On International Women’s Day, we look at the gender pay gap in Germany — and the different ways to measure it.
Imagine the following scenario at your place of work.
A male colleague gets paid all year, from January 1 to December 31. A female colleague in the same position only gets paid from March 18 and works the first 77 days of the year for free.
This scenario is fictional, but according to some measures, the 77 free days worked represents the pay gap in Germany, which with 21 percent, is the second largest gender pay gap in the European Union.
From second worst to second best
However, the gap differs wildly depending on how you measure it.
If we take into account factors such as education, work experience, company size and sector, the gender pay gap in Germany becomes as little as 6 per cent. This is called the "adjusted gender pay gap". Using this metric, Germany is second from the top.
Those findings were presented in a report by the Cologne Institute for Economic Research. The report is based on data from EU Commission and Eurostat studies that compare adjusted and unadjusted gender pay gaps in the years 2010 and 2014.
The good news is that the data shows that both the unadjusted and adjusted gender pay gaps are decreasing across the EU, at 1.1 percent and 1.4 percent respectively.
But what do those calculations really tell us and why is it important to adjust the pay gap?
An attempt to explain or hide inequality?
The sum of all those factors that influence the pay gap and for which reasons can be given is called the "explained gap". Germany has the biggest "explained gap" in the EU. According to the report, 72 per cent of the pay gap in Germany can be justified and explained by the various aforementioned criteria.
The adjusted pay gap is not just a number that makes Germany look better, argues Jörg Schmidt, an economist from the Cologne Institute for Economic Research and the author of the report. A closer look at the factors behind the calculations can give an insight into the situation and can help identify where action is needed.
"These [factors] are hints where to start if the politicians are thinking about taking action. If you look at the choice of career that men and women pick and the uneven distribution across certain sectors, that can to a certain extent explain the average wage differences between men and women," says Schmidt.
For Dr. Yvonne Lott from the Hans Böckler Foundation, the adjusted pay gap is a rather misleading indicator. "The problem with this indicator is that in a way you disregard the dimensions of gender inequality in the labor market," she says.
"You can make a study to underline the reasons, but concluding that the gender pay gap is only six per cent because everything else has been explained? That for me is not a correct conclusion."
Six per cent discrimination?
Ok, so what happens if we take out all those factors and only compare women and men with the same level of education, the same level of experience, and who work in the same position in the same industry?
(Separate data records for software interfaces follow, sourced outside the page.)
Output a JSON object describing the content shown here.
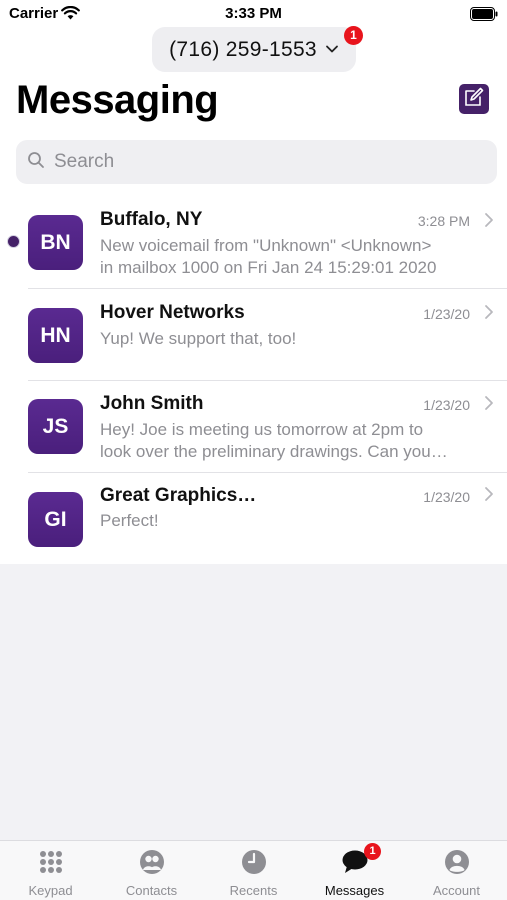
{
  "status_bar": {
    "carrier": "Carrier",
    "time": "3:33 PM"
  },
  "header": {
    "phone_number": "(716) 259-1553",
    "number_badge": "1",
    "title": "Messaging"
  },
  "search": {
    "placeholder": "Search"
  },
  "conversations": [
    {
      "initials": "BN",
      "name": "Buffalo, NY",
      "date": "3:28 PM",
      "preview_line1": "New voicemail from \"Unknown\" <Unknown>",
      "preview_line2": "in mailbox 1000 on Fri Jan 24 15:29:01 2020",
      "unread": true
    },
    {
      "initials": "HN",
      "name": "Hover Networks",
      "date": "1/23/20",
      "preview_line1": "Yup! We support that, too!",
      "preview_line2": "",
      "unread": false
    },
    {
      "initials": "JS",
      "name": "John Smith",
      "date": "1/23/20",
      "preview_line1": "Hey! Joe is meeting us tomorrow at 2pm to",
      "preview_line2": "look over the preliminary drawings. Can you…",
      "unread": false
    },
    {
      "initials": "GI",
      "name": "Great Graphics…",
      "date": "1/23/20",
      "preview_line1": "Perfect!",
      "preview_line2": "",
      "unread": false
    }
  ],
  "tab_bar": {
    "tabs": [
      {
        "label": "Keypad",
        "icon": "keypad-icon"
      },
      {
        "label": "Contacts",
        "icon": "contacts-icon"
      },
      {
        "label": "Recents",
        "icon": "clock-icon"
      },
      {
        "label": "Messages",
        "icon": "chat-bubble-icon",
        "active": true
      },
      {
        "label": "Account",
        "icon": "person-icon"
      }
    ],
    "messages_badge": "1"
  },
  "colors": {
    "brand_purple": "#452168",
    "badge_red": "#e8141c",
    "secondary_text": "#8e8e93"
  }
}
Women still get paid six percent less.
"When you really think what it means, it is still a lot," says Dr. Lott. "This six percent is really just due to the fact that employers when looking at employees say that women get less because they are women and men get more because they are men."
The authors of the EU Commission study, where the original data on the adjusted pay gap come from, however, say that "the adjusted gap must not be equated with discrimination as it incorporates unmeasured wage-relevant gender differences like actual work experience, job preferences or bargaining skills."
At the EU level
While in Germany a closer look at various factors makes the pay gap smaller, the situation is quite different in other EU countries. In Romania, Poland and Lithuania, for instance, the explained gap has a negative value. That means that when comparing the wages of women and men with the exact same labor-related characteristics such as experience and education, we get an even bigger disparity than the average gender pay gap.
It is not only the size of the explained gap that is important, but also the factors contributing to it, argues Schmidt. Three main aspects contribute to unequal pay in Germany, according to the report. These are the uneven distribution of men and women across various industry sectors, the issue of part-time employment and finally, of experience.
As the studies show, the uneven distribution of men and women across different industries is a common issue across all EU countries. In Romania, Hungary and Poland, aspects like education and occupation come into play. In Estonia, Latvia and Lithuania the size of the firm also has an impact on the pay gap.
"The conditions in the countries are very different, that is why it is hard to give any general recommendations on the European level," says Schmidt. The report also criticized the EU Commission plans to introduce concrete measures on wage transparency at EU level.